ACTION ITEM
Please return the full listing below without altering anything.

RECORD SET

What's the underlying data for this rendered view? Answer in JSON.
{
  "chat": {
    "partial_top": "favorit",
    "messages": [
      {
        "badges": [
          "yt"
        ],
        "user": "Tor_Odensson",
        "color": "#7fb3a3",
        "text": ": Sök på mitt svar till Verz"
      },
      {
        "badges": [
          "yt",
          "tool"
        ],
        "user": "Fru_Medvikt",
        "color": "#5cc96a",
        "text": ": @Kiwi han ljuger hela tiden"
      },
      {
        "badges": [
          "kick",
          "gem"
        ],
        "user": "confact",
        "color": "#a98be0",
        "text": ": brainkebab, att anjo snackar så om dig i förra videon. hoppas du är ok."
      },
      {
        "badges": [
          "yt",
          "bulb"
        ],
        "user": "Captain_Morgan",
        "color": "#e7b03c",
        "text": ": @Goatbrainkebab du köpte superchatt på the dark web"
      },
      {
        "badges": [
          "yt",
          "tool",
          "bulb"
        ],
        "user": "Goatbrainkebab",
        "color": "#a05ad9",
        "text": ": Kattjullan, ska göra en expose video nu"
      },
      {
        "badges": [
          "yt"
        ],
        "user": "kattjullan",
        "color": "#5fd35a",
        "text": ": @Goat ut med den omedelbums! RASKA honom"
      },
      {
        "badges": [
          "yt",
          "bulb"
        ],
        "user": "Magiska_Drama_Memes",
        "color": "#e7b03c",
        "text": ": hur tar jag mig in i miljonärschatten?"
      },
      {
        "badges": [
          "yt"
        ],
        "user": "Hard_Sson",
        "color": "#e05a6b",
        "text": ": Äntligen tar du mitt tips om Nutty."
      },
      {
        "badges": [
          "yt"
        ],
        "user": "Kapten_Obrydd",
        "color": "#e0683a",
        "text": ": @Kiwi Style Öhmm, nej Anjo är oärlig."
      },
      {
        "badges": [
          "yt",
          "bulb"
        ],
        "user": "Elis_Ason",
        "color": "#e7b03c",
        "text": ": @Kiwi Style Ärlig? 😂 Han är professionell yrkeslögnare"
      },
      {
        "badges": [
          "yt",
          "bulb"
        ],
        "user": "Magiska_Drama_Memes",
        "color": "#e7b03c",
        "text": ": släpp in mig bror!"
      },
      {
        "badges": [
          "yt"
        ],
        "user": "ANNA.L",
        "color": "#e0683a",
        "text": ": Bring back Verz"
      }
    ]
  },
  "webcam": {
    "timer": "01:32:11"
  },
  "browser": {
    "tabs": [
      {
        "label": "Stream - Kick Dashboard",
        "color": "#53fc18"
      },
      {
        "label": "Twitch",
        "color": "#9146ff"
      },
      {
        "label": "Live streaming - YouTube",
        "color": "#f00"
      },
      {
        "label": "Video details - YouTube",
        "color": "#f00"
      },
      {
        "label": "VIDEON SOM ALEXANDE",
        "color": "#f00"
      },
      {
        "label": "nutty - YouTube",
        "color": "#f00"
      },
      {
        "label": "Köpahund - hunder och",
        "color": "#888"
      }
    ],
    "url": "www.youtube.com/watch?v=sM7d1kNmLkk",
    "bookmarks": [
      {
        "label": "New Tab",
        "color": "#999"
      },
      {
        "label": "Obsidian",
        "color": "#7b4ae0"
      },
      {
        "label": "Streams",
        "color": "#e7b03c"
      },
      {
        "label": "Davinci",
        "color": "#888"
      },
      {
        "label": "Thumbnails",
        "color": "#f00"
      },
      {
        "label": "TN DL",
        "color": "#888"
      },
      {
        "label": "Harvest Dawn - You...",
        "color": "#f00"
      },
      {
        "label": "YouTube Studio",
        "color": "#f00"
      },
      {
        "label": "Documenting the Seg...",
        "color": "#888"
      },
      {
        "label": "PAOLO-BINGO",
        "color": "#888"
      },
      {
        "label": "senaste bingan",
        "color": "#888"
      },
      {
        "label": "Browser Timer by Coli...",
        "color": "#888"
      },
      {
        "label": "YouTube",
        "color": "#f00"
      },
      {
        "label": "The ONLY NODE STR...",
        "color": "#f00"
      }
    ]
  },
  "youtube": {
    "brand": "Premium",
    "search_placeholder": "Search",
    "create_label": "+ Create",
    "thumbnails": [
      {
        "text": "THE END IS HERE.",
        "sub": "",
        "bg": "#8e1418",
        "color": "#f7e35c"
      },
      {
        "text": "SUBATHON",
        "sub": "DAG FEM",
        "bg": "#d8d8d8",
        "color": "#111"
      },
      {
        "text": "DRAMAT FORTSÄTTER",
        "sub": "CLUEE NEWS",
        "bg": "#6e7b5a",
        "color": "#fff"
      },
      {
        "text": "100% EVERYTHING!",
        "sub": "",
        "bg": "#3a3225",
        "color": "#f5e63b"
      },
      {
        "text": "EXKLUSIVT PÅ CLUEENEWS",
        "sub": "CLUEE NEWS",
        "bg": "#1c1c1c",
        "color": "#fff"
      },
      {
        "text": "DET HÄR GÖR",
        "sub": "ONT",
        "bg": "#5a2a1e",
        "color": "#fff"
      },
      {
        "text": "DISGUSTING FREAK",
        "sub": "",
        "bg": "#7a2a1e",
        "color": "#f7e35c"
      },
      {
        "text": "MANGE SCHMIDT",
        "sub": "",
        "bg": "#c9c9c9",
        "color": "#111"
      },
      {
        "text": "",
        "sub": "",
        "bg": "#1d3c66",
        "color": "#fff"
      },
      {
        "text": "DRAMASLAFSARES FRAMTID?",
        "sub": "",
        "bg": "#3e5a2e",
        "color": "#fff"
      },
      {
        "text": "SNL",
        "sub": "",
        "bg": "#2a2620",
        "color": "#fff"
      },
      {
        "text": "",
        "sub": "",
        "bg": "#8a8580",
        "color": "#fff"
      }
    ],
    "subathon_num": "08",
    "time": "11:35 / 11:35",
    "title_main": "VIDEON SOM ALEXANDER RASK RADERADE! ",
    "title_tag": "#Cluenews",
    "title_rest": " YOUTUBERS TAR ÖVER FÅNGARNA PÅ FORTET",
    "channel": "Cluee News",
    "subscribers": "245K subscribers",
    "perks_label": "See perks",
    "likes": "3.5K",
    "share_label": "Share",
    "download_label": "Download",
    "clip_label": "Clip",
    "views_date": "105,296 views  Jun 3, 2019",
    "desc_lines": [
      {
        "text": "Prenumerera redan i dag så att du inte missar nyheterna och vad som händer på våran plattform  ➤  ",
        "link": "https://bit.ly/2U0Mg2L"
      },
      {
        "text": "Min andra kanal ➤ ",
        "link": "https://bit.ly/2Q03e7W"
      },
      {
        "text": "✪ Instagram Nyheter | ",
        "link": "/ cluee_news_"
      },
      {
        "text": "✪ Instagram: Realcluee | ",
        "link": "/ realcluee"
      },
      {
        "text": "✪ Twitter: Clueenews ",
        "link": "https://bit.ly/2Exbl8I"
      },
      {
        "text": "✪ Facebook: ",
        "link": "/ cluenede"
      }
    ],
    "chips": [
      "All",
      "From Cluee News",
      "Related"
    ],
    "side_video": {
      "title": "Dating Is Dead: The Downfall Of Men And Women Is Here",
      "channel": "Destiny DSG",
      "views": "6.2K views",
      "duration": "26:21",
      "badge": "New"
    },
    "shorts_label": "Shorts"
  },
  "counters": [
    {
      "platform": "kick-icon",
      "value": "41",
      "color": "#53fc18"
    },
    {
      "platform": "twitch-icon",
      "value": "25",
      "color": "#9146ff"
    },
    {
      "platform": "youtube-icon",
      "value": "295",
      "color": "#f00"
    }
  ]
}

EXERCISE SOLUTION
What's the underlying data for this rendered view? Answer in JSON.
{
  "chat": {
    "partial_top": "favorit",
    "messages": [
      {
        "badges": [
          "yt"
        ],
        "user": "Tor_Odensson",
        "color": "#7fb3a3",
        "text": ": Sök på mitt svar till Verz"
      },
      {
        "badges": [
          "yt",
          "tool"
        ],
        "user": "Fru_Medvikt",
        "color": "#5cc96a",
        "text": ": @Kiwi han ljuger hela tiden"
      },
      {
        "badges": [
          "kick",
          "gem"
        ],
        "user": "confact",
        "color": "#a98be0",
        "text": ": brainkebab, att anjo snackar så om dig i förra videon. hoppas du är ok."
      },
      {
        "badges": [
          "yt",
          "bulb"
        ],
        "user": "Captain_Morgan",
        "color": "#e7b03c",
        "text": ": @Goatbrainkebab du köpte superchatt på the dark web"
      },
      {
        "badges": [
          "yt",
          "tool",
          "bulb"
        ],
        "user": "Goatbrainkebab",
        "color": "#a05ad9",
        "text": ": Kattjullan, ska göra en expose video nu"
      },
      {
        "badges": [
          "yt"
        ],
        "user": "kattjullan",
        "color": "#5fd35a",
        "text": ": @Goat ut med den omedelbums! RASKA honom"
      },
      {
        "badges": [
          "yt",
          "bulb"
        ],
        "user": "Magiska_Drama_Memes",
        "color": "#e7b03c",
        "text": ": hur tar jag mig in i miljonärschatten?"
      },
      {
        "badges": [
          "yt"
        ],
        "user": "Hard_Sson",
        "color": "#e05a6b",
        "text": ": Äntligen tar du mitt tips om Nutty."
      },
      {
        "badges": [
          "yt"
        ],
        "user": "Kapten_Obrydd",
        "color": "#e0683a",
        "text": ": @Kiwi Style Öhmm, nej Anjo är oärlig."
      },
      {
        "badges": [
          "yt",
          "bulb"
        ],
        "user": "Elis_Ason",
        "color": "#e7b03c",
        "text": ": @Kiwi Style Ärlig? 😂 Han är professionell yrkeslögnare"
      },
      {
        "badges": [
          "yt",
          "bulb"
        ],
        "user": "Magiska_Drama_Memes",
        "color": "#e7b03c",
        "text": ": släpp in mig bror!"
      },
      {
        "badges": [
          "yt"
        ],
        "user": "ANNA.L",
        "color": "#e0683a",
        "text": ": Bring back Verz"
      }
    ]
  },
  "webcam": {
    "timer": "01:32:11"
  },
  "browser": {
    "tabs": [
      {
        "label": "Stream - Kick Dashboard",
        "color": "#53fc18"
      },
      {
        "label": "Twitch",
        "color": "#9146ff"
      },
      {
        "label": "Live streaming - YouTube",
        "color": "#f00"
      },
      {
        "label": "Video details - YouTube",
        "color": "#f00"
      },
      {
        "label": "VIDEON SOM ALEXANDE",
        "color": "#f00"
      },
      {
        "label": "nutty - YouTube",
        "color": "#f00"
      },
      {
        "label": "Köpahund - hunder och",
        "color": "#888"
      }
    ],
    "url": "www.youtube.com/watch?v=sM7d1kNmLkk",
    "bookmarks": [
      {
        "label": "New Tab",
        "color": "#999"
      },
      {
        "label": "Obsidian",
        "color": "#7b4ae0"
      },
      {
        "label": "Streams",
        "color": "#e7b03c"
      },
      {
        "label": "Davinci",
        "color": "#888"
      },
      {
        "label": "Thumbnails",
        "color": "#f00"
      },
      {
        "label": "TN DL",
        "color": "#888"
      },
      {
        "label": "Harvest Dawn - You...",
        "color": "#f00"
      },
      {
        "label": "YouTube Studio",
        "color": "#f00"
      },
      {
        "label": "Documenting the Seg...",
        "color": "#888"
      },
      {
        "label": "PAOLO-BINGO",
        "color": "#888"
      },
      {
        "label": "senaste bingan",
        "color": "#888"
      },
      {
        "label": "Browser Timer by Coli...",
        "color": "#888"
      },
      {
        "label": "YouTube",
        "color": "#f00"
      },
      {
        "label": "The ONLY NODE STR...",
        "color": "#f00"
      }
    ]
  },
  "youtube": {
    "brand": "Premium",
    "search_placeholder": "Search",
    "create_label": "+ Create",
    "thumbnails": [
      {
        "text": "THE END IS HERE.",
        "sub": "",
        "bg": "#8e1418",
        "color": "#f7e35c"
      },
      {
        "text": "SUBATHON",
        "sub": "DAG FEM",
        "bg": "#d8d8d8",
        "color": "#111"
      },
      {
        "text": "DRAMAT FORTSÄTTER",
        "sub": "CLUEE NEWS",
        "bg": "#6e7b5a",
        "color": "#fff"
      },
      {
        "text": "100% EVERYTHING!",
        "sub": "",
        "bg": "#3a3225",
        "color": "#f5e63b"
      },
      {
        "text": "EXKLUSIVT PÅ CLUEENEWS",
        "sub": "CLUEE NEWS",
        "bg": "#1c1c1c",
        "color": "#fff"
      },
      {
        "text": "DET HÄR GÖR",
        "sub": "ONT",
        "bg": "#5a2a1e",
        "color": "#fff"
      },
      {
        "text": "DISGUSTING FREAK",
        "sub": "",
        "bg": "#7a2a1e",
        "color": "#f7e35c"
      },
      {
        "text": "MANGE SCHMIDT",
        "sub": "",
        "bg": "#c9c9c9",
        "color": "#111"
      },
      {
        "text": "",
        "sub": "",
        "bg": "#1d3c66",
        "color": "#fff"
      },
      {
        "text": "DRAMASLAFSARES FRAMTID?",
        "sub": "",
        "bg": "#3e5a2e",
        "color": "#fff"
      },
      {
        "text": "SNL",
        "sub": "",
        "bg": "#2a2620",
        "color": "#fff"
      },
      {
        "text": "",
        "sub": "",
        "bg": "#8a8580",
        "color": "#fff"
      }
    ],
    "subathon_num": "08",
    "time": "11:35 / 11:35",
    "title_main": "VIDEON SOM ALEXANDER RASK RADERADE! ",
    "title_tag": "#Cluenews",
    "title_rest": " YOUTUBERS TAR ÖVER FÅNGARNA PÅ FORTET",
    "channel": "Cluee News",
    "subscribers": "245K subscribers",
    "perks_label": "See perks",
    "likes": "3.5K",
    "share_label": "Share",
    "download_label": "Download",
    "clip_label": "Clip",
    "views_date": "105,296 views  Jun 3, 2019",
    "desc_lines": [
      {
        "text": "Prenumerera redan i dag så att du inte missar nyheterna och vad som händer på våran plattform  ➤  ",
        "link": "https://bit.ly/2U0Mg2L"
      },
      {
        "text": "Min andra kanal ➤ ",
        "link": "https://bit.ly/2Q03e7W"
      },
      {
        "text": "✪ Instagram Nyheter | ",
        "link": "/ cluee_news_"
      },
      {
        "text": "✪ Instagram: Realcluee | ",
        "link": "/ realcluee"
      },
      {
        "text": "✪ Twitter: Clueenews ",
        "link": "https://bit.ly/2Exbl8I"
      },
      {
        "text": "✪ Facebook: ",
        "link": "/ cluenede"
      }
    ],
    "chips": [
      "All",
      "From Cluee News",
      "Related"
    ],
    "side_video": {
      "title": "Dating Is Dead: The Downfall Of Men And Women Is Here",
      "channel": "Destiny DSG",
      "views": "6.2K views",
      "duration": "26:21",
      "badge": "New"
    },
    "shorts_label": "Shorts"
  },
  "counters": [
    {
      "platform": "kick-icon",
      "value": "41",
      "color": "#53fc18"
    },
    {
      "platform": "twitch-icon",
      "value": "25",
      "color": "#9146ff"
    },
    {
      "platform": "youtube-icon",
      "value": "295",
      "color": "#f00"
    }
  ]
}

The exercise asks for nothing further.